But, when Jasonabandons his family for a new life, Medea faces banishment and separation from her children. Cornered, she begs for one day’s grace. It’s time enough. She exacts an appalling revenge and destroys everything she holds dear. “National Theatre Live: Euripides’ Medea” plays Sunday, September 28 at 7 PM at the Michigan Theater. Presented in partnership with UMS.
One of Poland’s most important novelists, Tadeusz Konwicki, was also a director and screenwriter. “Jump” (“Salto”) is his tantalizing existential mystery that hops nimbly between allegory and black comedy. It begins with the hero jumping off a moving train and making his way to a small town where he lived during the war. Or did he?
Riffing on his “Ashes and Diamonds” persona, Zbigniew Cybulski delivers a dazzlingly protean performance. Is his character an imposter, a fugitive, a prophet, an avenger, a ghost, or just an ordinary schmuck? “Jump” (“Salto”) continues the Martin Scorsese Presents: Masterpieces of Polish Cinema series and plays Monday, September 29 at 7 PM at the Michigan Theater.
Young Detective Dee
“Young Detective Dee” tells the captivating tale of Dee Renjie’s beginnings in the Imperial police force. His very first case, investigating reports of a sea monster terrorizing the town, reveals a sinister conspiracy of treachery and betrayal, leading to the highest reaches of the Imperial family. “Young Detective Dee” plays Wednesday, October 1 at 7 PM at the Michigan Theater. FREE admission! Part of Electric Shadows: Premiere Contemporary Chinese Film Series presented by the UM Confucius Institute.

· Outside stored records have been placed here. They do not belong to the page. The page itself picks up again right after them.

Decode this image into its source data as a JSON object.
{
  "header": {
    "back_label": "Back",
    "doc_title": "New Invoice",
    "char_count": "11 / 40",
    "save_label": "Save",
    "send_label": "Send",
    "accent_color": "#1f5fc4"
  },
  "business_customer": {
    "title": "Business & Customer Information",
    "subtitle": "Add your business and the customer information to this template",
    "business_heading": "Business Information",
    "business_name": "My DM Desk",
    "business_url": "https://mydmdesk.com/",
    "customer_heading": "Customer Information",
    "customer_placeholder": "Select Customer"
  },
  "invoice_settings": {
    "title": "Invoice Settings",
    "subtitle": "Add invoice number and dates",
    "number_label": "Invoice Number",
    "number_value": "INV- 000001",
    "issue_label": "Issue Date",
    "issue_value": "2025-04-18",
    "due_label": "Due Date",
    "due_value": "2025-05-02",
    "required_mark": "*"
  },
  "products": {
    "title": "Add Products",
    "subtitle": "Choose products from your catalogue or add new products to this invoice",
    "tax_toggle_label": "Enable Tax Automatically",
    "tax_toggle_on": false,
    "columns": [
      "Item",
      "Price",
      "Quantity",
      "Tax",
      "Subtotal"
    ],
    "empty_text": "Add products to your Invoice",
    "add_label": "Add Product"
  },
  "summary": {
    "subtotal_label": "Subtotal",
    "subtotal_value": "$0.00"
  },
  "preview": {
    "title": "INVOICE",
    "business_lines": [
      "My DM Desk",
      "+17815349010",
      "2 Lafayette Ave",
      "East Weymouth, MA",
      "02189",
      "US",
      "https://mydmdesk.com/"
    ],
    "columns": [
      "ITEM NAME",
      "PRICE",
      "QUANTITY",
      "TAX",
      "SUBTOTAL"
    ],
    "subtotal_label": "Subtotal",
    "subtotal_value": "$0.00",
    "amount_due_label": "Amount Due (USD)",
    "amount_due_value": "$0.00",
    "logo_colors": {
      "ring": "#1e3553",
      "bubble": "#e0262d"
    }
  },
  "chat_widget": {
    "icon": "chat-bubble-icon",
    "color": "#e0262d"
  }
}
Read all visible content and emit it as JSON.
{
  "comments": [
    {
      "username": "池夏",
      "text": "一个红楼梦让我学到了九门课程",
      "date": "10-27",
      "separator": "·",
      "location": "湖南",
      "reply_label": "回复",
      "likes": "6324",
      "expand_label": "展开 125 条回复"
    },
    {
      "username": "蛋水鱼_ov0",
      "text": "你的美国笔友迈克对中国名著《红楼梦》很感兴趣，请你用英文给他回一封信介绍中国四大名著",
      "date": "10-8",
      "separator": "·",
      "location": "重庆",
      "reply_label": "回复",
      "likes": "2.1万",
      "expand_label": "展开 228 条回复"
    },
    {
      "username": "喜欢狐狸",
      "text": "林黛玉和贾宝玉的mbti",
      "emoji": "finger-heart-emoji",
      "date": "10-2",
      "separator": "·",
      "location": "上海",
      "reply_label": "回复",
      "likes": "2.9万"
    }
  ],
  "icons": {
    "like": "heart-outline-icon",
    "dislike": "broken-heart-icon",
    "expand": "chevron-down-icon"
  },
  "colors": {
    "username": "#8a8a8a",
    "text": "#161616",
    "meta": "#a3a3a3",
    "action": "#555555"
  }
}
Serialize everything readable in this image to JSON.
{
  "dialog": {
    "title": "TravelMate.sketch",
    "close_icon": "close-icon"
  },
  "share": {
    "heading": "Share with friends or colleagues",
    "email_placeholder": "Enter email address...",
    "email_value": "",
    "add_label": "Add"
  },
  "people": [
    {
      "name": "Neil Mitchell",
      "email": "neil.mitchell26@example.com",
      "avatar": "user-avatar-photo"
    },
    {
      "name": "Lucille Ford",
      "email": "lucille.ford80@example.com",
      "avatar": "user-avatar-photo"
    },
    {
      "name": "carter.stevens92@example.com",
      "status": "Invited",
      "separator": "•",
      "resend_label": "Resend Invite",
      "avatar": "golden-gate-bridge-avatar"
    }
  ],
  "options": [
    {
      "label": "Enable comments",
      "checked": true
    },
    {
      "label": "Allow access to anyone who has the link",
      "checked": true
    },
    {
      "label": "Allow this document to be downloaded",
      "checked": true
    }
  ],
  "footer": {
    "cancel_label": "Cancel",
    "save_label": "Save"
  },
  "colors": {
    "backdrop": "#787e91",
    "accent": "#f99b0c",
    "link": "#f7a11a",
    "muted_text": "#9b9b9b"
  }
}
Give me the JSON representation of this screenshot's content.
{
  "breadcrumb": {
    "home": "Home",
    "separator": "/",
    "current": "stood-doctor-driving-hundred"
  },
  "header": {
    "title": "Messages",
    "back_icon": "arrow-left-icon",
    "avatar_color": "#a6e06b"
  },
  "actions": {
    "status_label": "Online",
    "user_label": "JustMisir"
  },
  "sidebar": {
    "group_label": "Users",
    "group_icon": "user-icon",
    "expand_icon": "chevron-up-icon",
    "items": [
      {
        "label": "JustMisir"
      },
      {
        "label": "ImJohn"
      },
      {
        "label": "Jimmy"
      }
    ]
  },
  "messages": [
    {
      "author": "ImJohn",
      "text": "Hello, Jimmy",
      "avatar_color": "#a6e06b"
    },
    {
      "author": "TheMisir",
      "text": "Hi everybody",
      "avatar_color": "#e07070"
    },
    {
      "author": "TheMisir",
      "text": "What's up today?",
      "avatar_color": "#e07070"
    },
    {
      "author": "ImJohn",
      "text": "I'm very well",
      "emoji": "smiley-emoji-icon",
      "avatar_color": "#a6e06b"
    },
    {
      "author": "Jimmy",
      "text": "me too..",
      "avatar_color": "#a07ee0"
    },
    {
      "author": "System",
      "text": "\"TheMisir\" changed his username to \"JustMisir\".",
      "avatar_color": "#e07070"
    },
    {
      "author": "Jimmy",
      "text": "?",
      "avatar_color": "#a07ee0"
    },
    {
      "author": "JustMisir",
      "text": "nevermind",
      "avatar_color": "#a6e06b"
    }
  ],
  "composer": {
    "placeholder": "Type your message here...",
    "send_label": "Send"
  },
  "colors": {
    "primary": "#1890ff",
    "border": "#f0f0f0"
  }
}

The Manhattan Short Film Festival
The Manhattan Short Film Festival returns to Ann Arbor! This extraordinary global event brings together over 100,000 people in over 300 cities across six continents, in cinemas, galleries, universities, museums and cafes, during the week of Sept. 28 - Oct. 7 for one purpose: to view and vote on the Finalists’ Films in the Annual Manhattan Short Film Festival.
Upon entry at all participating venues, festival attendees are handed a voting card and an official program and asked to vote for the ONE Film they feel should win. Votes are tallied by each host venue then emailed to the festival’s NYC headquarters. The Manhattan Short Film Festival plays Thursday, October 2 at 7:30 PM at the Michigan Theater.